> **Instructions for the task**: Reproduce all of the entries below exactly, without a single change.

........

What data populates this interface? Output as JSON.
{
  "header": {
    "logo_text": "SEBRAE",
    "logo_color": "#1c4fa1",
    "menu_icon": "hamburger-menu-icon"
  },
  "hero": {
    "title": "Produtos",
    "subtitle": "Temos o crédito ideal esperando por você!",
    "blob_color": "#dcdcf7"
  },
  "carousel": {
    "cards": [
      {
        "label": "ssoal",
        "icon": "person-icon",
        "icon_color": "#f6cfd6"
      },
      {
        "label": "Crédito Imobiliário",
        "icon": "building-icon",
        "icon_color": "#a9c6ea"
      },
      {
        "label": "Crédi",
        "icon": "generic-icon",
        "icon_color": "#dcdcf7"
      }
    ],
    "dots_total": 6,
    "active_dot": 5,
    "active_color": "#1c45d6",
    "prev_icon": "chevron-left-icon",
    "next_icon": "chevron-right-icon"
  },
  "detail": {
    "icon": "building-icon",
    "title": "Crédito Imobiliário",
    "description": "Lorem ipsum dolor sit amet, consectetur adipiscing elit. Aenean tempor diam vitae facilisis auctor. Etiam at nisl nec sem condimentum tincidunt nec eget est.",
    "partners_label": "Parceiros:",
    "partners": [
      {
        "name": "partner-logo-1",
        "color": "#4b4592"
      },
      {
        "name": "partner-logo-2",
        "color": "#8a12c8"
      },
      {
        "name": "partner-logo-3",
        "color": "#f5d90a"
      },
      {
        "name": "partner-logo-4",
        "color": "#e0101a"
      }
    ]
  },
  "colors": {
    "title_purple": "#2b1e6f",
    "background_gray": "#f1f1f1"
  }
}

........

> **Result for this task**:
What data populates this interface? Output as JSON.
{
  "header": {
    "logo_text": "SEBRAE",
    "logo_color": "#1c4fa1",
    "menu_icon": "hamburger-menu-icon"
  },
  "hero": {
    "title": "Produtos",
    "subtitle": "Temos o crédito ideal esperando por você!",
    "blob_color": "#dcdcf7"
  },
  "carousel": {
    "cards": [
      {
        "label": "ssoal",
        "icon": "person-icon",
        "icon_color": "#f6cfd6"
      },
      {
        "label": "Crédito Imobiliário",
        "icon": "building-icon",
        "icon_color": "#a9c6ea"
      },
      {
        "label": "Crédi",
        "icon": "generic-icon",
        "icon_color": "#dcdcf7"
      }
    ],
    "dots_total": 6,
    "active_dot": 5,
    "active_color": "#1c45d6",
    "prev_icon": "chevron-left-icon",
    "next_icon": "chevron-right-icon"
  },
  "detail": {
    "icon": "building-icon",
    "title": "Crédito Imobiliário",
    "description": "Lorem ipsum dolor sit amet, consectetur adipiscing elit. Aenean tempor diam vitae facilisis auctor. Etiam at nisl nec sem condimentum tincidunt nec eget est.",
    "partners_label": "Parceiros:",
    "partners": [
      {
        "name": "partner-logo-1",
        "color": "#4b4592"
      },
      {
        "name": "partner-logo-2",
        "color": "#8a12c8"
      },
      {
        "name": "partner-logo-3",
        "color": "#f5d90a"
      },
      {
        "name": "partner-logo-4",
        "color": "#e0101a"
      }
    ]
  },
  "colors": {
    "title_purple": "#2b1e6f",
    "background_gray": "#f1f1f1"
  }
}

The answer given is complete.